A relaxed campsite located on a working farm close to the sandy beaches at the Witterings, the South Downs and Chichester. This is a traditional site with an environmental conscience. If you want to stay in a relaxed and ‘real’ environment and don’t have overly high expectations of luxury or privacy, then you’ll enjoy your stay at Stubcroft Farm.
This campsite is located on a working sheep farm, which has an environmentally conscious ethos and relaxed atmosphere. It’s close to the beautiful Wittering sandy beaches (about 20 minutes walk – great for watersports, walking and swimming), the South Downs Way and is around 6 miles from the historic city of Chichester.
The beach at West Wittering stretches for miles, is sandy and the water is shallow a long way out. Perfect for families and loads of space for dogs!
We unfortunately visited on a very wet weekend when the paddock in which the pitches are located became rather muddy, as did the showers and toilets. I have tried to forget about the weather while writing this review as I realise that a rainy day can easily tarnish one’s impressions.

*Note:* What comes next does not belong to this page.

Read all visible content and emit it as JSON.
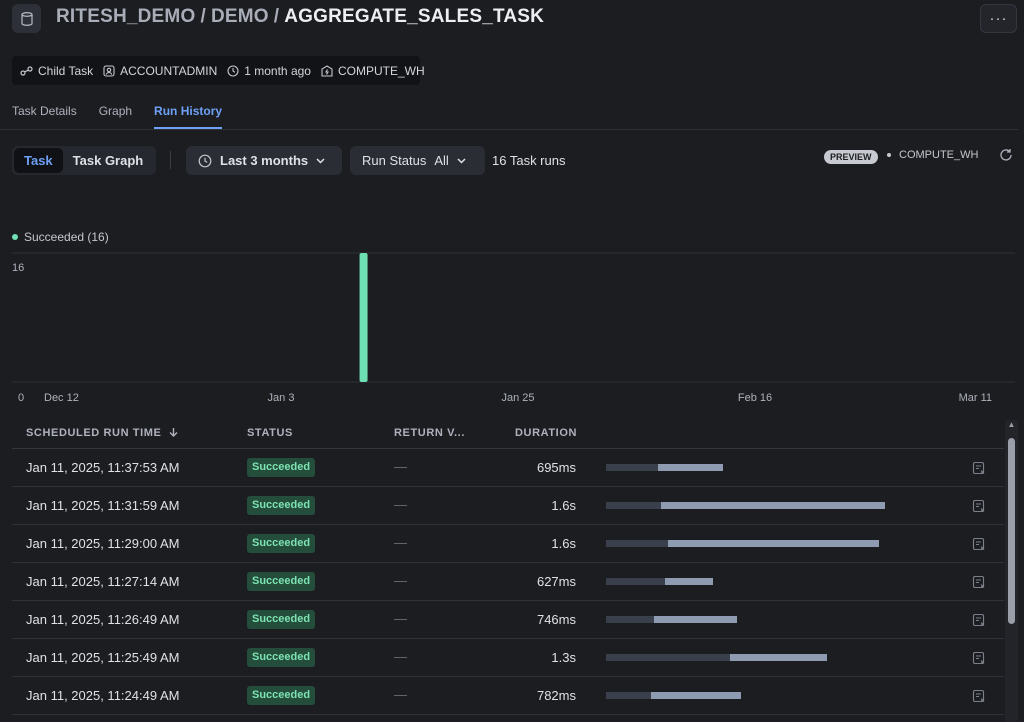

When we visited in August, the site was very busy (all the other campsites in East and West Wittering were full when we rang around to book a few days in advance) so we perhaps didn’t receive the welcome we might have done if we had arrived on a quiet day. We were shown to our pitch and told how much space to leave between ourselves and the neighbouring pitches. Thankfully we weren’t given a pitch too near the eco-loos (the smell became quite noticeable as the day wore on and one reason to be thankful for rain – a hot day would have been a different matter!). The pitches are all located within a paddock. There are hedges and trees around the edge but no screening elsewhere so very little privacy unless you have a windbreak. Try and arrive early to secure a pitch on the edge!The farm has a nice rural setting, and apparently has a wealth of wildlife with over 72 species of birds identified; deer, hedgehogs, foxes, rabbits and rare butterflies. Unfortunately, we didn’t get to see any of these.
In terms of facilities, the owners have clearly tried to minimise the effect of the campsite on the environment by providing 6 eco-loos on the campsite field (to those of you who are novices, these are non-flush toilets, which rely on sawdust rather than water – and while they save gallons of water they don’t smell all that great!) as well as 5 conventional flush toilets and 4 showers close to the farmhouse. Three of the showers are coin operated and the other (inside the farmhouse) is free. Despite the longish walk to the farmhouse in the dark, I opted for the traditional facilities over the eco-loos every time! On a busy weekend, with a couple of hundred people here, you are likely to have to queue for the showers and toilets, but you can always watch the chickens while you wait. I imagine the facilities are usually cleaner than they were when we visited, but the owners do ask guests to clean up after themselves (e.g. to mop the floor of the shower room after use) as they are working on the farm most of the day. There are drinking water taps and washing up sinks in the campsite field, although the ground conditions around these are very muddy in wet weather (Bring your wellies). Recycling facilities are also provided
For those wanting electric hook ups, there are a number of 240v electric hook up units. Cycle hire is available and bed and breakfast is also available in the farmhouse for those who prefer not to camp. Dogs are welcome on the site but must be kept on a lead at all times. Conker was pleased that there are a number of footpaths very close to the farm where he could stretch his legs.
There are a number of pubs within walking and driving distance but make sure you book in advance at weekends – we made the mistake of turning up to find that they were full and so we settled for fish and chips from East Wittering which we ate back at the campsite. There’s no shop at the campsite so make sure you’ve got your provisions with you (there is a supermarket in East Wittering).
Stubcroft Farm does accept group bookings which is good news for some but also means that peace and quiet cannot be guaranteed. Though the site has designated ‘quiet hours’ between 11pm and 8am, there was a noisy group quite close to us, but they weren’t really a nuisance.
Cost: last year, Stubcroft Farm charged £5 per adult per night off-peak (Nov-mid March) and £6 in the peak season (mid March-October). Children are half the adult price. Electric hook ups are £3 per night. In keeping with the environmentally friendly ethos, there is a ‘green discount’ for £1 per night for those who come on foot, by bike, public transport or electric car.